◆ ABOUT THIS EXERCISE: Each line in the entries below that holds the string "官方真题" is to be listed.
________________________________________
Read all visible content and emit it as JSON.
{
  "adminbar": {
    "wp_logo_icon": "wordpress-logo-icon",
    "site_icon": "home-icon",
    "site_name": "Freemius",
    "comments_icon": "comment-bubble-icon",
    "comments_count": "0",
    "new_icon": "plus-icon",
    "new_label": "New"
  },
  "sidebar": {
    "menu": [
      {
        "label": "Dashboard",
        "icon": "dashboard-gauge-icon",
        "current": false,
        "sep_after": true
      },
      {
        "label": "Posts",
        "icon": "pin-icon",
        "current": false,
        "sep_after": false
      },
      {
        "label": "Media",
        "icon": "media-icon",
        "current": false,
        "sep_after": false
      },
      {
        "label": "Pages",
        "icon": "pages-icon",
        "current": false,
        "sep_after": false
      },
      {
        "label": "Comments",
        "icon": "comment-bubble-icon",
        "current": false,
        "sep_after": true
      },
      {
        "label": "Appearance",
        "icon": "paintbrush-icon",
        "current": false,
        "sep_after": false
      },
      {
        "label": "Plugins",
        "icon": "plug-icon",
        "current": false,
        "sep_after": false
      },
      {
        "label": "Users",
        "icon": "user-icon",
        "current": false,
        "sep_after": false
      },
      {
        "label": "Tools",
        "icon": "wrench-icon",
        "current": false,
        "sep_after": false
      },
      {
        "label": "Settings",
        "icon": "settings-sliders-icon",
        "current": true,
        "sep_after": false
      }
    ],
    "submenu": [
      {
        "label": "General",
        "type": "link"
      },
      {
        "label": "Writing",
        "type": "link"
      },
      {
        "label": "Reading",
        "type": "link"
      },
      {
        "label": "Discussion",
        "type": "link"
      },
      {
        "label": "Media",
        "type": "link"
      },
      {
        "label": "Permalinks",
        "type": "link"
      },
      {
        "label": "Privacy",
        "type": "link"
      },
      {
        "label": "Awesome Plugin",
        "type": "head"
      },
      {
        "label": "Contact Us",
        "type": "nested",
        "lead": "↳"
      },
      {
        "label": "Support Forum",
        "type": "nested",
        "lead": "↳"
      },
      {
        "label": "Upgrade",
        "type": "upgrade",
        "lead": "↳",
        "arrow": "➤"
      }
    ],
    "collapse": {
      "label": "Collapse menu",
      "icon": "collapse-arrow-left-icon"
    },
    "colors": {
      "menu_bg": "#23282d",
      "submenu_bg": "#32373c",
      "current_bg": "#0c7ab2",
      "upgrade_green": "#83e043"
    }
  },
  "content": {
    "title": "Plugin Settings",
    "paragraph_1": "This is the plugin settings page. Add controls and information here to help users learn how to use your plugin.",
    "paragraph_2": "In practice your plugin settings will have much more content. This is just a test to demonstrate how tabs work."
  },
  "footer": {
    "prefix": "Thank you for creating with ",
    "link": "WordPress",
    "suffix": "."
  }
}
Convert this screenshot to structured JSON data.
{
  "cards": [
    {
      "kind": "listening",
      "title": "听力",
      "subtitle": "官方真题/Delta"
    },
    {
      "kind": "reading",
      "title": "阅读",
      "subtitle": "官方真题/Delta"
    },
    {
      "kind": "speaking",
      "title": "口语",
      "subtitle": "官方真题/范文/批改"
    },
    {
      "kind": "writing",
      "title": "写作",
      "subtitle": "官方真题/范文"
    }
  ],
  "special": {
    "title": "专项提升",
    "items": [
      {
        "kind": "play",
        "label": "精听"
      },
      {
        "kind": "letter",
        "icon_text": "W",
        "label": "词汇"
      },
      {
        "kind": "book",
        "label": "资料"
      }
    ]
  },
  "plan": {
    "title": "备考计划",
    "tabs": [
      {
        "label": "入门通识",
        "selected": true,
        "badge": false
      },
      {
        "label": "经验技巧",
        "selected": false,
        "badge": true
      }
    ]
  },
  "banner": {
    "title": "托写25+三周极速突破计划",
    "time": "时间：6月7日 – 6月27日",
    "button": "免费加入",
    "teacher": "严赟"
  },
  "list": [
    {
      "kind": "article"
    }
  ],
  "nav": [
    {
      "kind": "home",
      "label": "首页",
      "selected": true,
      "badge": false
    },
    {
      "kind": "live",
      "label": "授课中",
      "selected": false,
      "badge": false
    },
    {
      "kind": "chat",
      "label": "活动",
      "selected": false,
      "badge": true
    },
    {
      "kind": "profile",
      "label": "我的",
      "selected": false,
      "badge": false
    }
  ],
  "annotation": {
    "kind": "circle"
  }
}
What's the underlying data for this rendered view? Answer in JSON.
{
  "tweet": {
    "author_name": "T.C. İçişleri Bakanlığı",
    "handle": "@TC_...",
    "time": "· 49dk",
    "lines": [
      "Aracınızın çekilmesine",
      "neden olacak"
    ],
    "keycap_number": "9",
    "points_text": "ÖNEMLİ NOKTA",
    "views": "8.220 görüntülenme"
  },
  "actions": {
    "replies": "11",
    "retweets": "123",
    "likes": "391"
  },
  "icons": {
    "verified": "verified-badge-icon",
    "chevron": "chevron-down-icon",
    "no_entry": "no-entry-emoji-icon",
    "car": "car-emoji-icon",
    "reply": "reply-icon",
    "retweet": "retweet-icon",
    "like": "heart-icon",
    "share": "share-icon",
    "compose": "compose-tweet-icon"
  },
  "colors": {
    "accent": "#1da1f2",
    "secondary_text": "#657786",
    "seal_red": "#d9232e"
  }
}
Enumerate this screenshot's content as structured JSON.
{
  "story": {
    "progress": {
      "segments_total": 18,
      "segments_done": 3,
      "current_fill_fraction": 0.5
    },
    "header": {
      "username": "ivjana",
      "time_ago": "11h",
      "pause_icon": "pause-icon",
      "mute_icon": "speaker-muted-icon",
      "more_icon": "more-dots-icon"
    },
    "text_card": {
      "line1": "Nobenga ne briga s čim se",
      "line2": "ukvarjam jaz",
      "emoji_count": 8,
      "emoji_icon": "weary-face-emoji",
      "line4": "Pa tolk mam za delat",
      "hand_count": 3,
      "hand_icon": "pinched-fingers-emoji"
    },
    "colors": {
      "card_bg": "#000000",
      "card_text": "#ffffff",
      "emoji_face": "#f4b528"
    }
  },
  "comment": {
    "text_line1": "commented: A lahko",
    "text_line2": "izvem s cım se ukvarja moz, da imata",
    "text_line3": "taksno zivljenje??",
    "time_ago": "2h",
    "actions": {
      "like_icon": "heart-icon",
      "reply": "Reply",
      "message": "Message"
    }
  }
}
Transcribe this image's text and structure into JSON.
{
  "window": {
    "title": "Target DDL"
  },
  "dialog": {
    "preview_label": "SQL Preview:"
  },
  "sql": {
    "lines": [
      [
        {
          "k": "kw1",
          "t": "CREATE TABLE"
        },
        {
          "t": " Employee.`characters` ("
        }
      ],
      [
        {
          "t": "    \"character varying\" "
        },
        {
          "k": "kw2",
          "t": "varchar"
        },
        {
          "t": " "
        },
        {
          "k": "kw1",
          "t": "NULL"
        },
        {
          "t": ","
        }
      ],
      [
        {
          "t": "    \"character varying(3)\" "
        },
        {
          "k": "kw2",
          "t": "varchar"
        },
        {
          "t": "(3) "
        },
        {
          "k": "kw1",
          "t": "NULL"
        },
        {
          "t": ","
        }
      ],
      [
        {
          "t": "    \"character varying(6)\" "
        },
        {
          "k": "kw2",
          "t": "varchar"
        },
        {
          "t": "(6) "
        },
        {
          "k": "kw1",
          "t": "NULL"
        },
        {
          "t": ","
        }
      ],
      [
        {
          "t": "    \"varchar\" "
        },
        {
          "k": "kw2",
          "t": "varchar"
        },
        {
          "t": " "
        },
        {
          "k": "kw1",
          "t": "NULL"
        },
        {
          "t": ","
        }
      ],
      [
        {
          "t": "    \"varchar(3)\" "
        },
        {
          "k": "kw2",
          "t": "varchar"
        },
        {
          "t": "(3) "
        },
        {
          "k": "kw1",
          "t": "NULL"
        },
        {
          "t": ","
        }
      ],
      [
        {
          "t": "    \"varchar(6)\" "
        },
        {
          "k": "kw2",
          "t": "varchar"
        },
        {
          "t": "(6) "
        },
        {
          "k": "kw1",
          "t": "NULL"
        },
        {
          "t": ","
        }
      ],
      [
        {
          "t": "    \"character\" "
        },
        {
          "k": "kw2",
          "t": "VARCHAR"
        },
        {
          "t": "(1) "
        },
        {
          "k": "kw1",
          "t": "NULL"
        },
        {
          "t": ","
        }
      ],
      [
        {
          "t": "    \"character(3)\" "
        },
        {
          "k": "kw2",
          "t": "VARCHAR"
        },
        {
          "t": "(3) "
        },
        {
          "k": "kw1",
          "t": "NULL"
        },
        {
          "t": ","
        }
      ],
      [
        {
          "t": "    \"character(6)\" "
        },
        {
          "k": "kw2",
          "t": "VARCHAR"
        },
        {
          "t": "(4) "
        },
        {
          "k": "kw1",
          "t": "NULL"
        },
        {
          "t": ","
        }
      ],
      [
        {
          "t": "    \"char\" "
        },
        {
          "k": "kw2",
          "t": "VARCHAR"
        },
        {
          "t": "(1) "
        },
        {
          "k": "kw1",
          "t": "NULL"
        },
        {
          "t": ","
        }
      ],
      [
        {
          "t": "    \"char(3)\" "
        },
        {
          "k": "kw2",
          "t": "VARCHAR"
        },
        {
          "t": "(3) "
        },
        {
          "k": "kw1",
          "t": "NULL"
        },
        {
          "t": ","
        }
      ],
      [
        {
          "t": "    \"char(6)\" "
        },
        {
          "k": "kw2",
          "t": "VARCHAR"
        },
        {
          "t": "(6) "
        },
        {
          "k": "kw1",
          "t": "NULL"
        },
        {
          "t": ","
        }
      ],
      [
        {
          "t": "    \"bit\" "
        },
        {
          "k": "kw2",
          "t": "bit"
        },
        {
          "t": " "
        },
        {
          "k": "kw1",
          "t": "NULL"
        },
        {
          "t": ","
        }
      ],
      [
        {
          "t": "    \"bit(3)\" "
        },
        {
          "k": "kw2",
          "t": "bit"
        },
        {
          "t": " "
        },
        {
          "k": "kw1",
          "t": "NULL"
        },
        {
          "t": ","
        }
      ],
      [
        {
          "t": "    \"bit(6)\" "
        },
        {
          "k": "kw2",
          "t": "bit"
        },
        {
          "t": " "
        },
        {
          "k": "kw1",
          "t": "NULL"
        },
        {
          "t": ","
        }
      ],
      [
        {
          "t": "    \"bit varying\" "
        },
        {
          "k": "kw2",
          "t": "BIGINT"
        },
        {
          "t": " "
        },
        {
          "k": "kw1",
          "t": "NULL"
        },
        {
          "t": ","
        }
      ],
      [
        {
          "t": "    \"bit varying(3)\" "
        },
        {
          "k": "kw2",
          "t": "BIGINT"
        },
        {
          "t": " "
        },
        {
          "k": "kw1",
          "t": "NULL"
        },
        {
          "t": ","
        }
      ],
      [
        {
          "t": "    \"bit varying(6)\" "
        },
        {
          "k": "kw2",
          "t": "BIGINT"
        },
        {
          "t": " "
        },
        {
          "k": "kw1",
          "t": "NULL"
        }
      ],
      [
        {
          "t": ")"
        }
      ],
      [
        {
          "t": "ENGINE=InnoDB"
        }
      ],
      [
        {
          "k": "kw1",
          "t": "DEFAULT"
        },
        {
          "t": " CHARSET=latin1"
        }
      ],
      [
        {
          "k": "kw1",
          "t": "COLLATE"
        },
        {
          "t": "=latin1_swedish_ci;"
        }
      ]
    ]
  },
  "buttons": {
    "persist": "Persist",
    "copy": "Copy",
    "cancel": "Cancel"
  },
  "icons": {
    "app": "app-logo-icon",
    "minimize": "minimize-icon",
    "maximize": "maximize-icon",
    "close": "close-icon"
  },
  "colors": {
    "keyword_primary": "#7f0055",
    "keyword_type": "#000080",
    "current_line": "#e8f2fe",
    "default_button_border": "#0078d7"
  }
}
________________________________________
◆ EXERCISE SOLUTION:
      "subtitle": "官方真题/Delta"
      "subtitle": "官方真题/Delta"
      "subtitle": "官方真题/范文/批改"
      "subtitle": "官方真题/范文"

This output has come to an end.